Where did you edit your story yesterday?
I won’t bore you with the details of how I came to be squatting under a bridge with my best Troll impersonation. (Dead bodies in the median of a heavily-travelled interstate will to that to a photog.) What I will tell you is that you have not lived until you try to edit under a an overpass, in rush hour traffic, in the rain.
I can think of more exotic places to work. Like the time I had a reporter track his audio between two dumpsters stuffed to the gills with rotting fish. (I told him it was to keep the wind off the mic. I actually just wanted to see if he’d do it.) Or the time I edited nearly naked in a bucking satellite truck in the eyewall of a hurricane. (You really don’t want to know.) Or there was that time I spread out on the hood of the car in sub-freezing temps to send high school football highlights to the sports goob.
So, yeah, under a bridge in the cool breeze and exhaust fumes might not be such a bad place to spend an afternoon slicing and dicing crime tape. Sure, I could have hopped into my news steed. Trouble is, I hit the median so early, it got roped inside the yellow ribbon. Good thing I grabbed my laptop before I jumped out. (The web guys are finicky about getting video first on breaking news.
So, when the producer dialed me up for 90 seconds of video for the early show, I did what any overworked photog might. I dropped everything and went to work. Okay, I bitched first, then I went to work.
With a pile of dirt under one corner, and a wifi hotspot under the other, to level the laptop, I pecked and prodded my antique computer until it spit out something that resembled moving pictures of a crime scene. Then did it all over again for the evening news.
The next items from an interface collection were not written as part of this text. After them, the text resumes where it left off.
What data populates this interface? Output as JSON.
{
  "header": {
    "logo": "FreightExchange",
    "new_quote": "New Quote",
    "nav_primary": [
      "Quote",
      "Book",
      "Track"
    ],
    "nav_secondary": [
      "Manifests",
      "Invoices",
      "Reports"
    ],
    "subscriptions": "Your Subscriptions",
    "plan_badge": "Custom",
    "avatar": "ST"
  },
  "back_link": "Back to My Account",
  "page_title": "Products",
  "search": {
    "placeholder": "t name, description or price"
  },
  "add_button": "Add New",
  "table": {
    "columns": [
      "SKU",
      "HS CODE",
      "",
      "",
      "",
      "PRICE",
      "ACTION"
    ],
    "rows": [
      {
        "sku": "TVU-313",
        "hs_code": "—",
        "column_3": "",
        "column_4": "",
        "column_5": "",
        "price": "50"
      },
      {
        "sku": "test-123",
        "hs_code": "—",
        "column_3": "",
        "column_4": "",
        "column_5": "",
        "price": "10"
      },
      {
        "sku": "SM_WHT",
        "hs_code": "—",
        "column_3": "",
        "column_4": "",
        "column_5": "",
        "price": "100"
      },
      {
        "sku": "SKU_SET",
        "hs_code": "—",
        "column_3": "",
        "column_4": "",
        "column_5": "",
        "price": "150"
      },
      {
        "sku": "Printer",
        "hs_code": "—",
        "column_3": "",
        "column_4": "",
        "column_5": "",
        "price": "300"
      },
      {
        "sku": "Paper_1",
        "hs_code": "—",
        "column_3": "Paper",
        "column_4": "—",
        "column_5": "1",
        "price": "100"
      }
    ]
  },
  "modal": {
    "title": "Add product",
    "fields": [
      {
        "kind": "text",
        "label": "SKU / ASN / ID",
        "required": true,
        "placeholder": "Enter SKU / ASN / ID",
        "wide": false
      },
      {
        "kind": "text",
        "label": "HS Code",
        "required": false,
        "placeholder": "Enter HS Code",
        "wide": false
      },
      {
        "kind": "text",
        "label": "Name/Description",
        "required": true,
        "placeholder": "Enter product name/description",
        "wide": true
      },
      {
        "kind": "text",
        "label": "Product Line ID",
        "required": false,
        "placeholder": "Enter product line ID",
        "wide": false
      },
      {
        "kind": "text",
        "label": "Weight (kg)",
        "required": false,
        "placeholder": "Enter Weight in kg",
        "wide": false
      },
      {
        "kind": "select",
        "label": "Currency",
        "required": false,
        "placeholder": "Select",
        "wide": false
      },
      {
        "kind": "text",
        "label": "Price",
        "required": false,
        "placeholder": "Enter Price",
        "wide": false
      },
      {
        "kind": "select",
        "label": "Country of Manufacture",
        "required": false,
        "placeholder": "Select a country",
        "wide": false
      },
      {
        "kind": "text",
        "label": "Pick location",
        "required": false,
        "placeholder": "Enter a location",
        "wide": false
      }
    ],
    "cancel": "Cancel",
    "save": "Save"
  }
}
That’s when my buddy from the competition, who had been complaining about the smell for more than an hour, chimed in. I told him he just needed a bath.
He pointed overhead.
Who knew bats lived under interstate bridges? Overhead, peeps and bleats rang out as the night flyers began to rouse for their evening’s work. Also overhead, spread far and wide across each bridge support, was a thick, viscous, brown-green trail of guano.
I had been editing in dried batshit!
Turdpolishing in a pile of turds, if you will.
With another newscast to feed, there’s nothing for an overworked photog to do, but improvise. Hope the hobo who squatted here last night doesn’t mind me stealing his mattress.